< BACK

Quercus alba

Fagaceae

white oak (Quercus alba) is also called Fork Leaf Oak, Ridge White Oak, and Stave Oak. It is in the White Oak Group (duh) and reaches a height of 150 ft. The bark is thin, light gray to white or reddish brown and slightly furrowed to scaly. The twigs are slender and gray. The leaves are deciduous and the blades are elliptic to oblong, 4-10" long, 5 9 lobed with lobes “finger” shaped, apex of lobes rounded, base cuneate, upper surface dark green, lower surface glaucous white, and turning red to brown in the fall. The acorns are ellipsoid-ovoid to oblong, light brown, 0.5-1.5" long, cup bowl shaped, warty and encloses about 1/4 of the acorn. The wood is strong, tough, close-grained, light brown, hard, heavy, nonporous, durable, and weighs about 48 lb per cu ft. It has been used for fuel, ties, baskets, cabinets, barrels, tools, furniture, construction work, agricultural implements, shipbuilding, wagons, crossties, fence posts, interior finish, and tight cooperage. Acorns provide food for turkey, squirrels, hogs, white-tailed deer, turkey, and quail. White Oak is usually considered the most important of the many species of oak and is considered to be the most important hardwood tree in America. There are reports of parents planting a white oak when a child was born so the child would grow up strong like the White Oak. The early colonists and Indians ground the acorns into meal and poured water through it to remove the tannic acid before baking into bread. Also, Indians used the bark for medicinal teas; the bark is reported to be astringent and tonic and used to treat hemorrhoids. Early European settlers are also reported to have made coffee from the roasted acorns. White Oak is the state tree of Connecticut and Maryland. In mesic to well drained soils especially hardwood slope forests (FACU) in the pine regions of the state. A number of small white oaks on Allen Acres and some larger ones on the adjacent Kisatchie National Forest. Caterpillars of three butterflies, Juvenal's Duskywing, White M Hairstreak, and Banded Hairstreak are reported to eat white oak.
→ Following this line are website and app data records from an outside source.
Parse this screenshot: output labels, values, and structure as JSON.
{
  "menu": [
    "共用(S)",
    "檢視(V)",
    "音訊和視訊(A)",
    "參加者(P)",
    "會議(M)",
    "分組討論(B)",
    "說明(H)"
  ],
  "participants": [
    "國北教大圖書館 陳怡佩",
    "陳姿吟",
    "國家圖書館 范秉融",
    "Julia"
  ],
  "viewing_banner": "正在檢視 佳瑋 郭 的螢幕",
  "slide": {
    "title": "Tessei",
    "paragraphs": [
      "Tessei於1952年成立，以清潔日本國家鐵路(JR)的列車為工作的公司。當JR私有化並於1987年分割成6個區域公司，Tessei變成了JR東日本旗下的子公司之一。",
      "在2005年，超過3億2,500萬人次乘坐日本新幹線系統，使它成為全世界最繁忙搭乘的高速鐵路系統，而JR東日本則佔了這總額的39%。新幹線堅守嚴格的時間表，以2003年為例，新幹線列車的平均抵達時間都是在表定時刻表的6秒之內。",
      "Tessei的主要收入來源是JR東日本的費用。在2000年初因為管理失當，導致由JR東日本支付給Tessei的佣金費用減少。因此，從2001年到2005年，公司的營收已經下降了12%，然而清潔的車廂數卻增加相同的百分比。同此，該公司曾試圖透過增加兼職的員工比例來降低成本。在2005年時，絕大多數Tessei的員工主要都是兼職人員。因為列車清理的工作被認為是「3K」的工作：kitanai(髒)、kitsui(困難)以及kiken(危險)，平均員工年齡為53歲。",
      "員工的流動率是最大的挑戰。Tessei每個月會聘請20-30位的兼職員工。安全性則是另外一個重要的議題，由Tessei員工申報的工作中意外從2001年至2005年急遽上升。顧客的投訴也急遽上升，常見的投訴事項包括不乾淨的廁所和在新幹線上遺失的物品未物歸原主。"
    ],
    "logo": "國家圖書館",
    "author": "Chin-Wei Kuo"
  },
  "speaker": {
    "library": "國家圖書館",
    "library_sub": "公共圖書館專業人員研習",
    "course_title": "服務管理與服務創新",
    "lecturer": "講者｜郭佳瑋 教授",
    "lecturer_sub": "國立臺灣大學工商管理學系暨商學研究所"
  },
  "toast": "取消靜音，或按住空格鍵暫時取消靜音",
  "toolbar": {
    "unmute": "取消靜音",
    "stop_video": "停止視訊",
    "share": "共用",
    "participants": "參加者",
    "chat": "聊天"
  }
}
Caterpillars of more than 50 moth species including luna, imperial, and IO, are reported to eat white oak.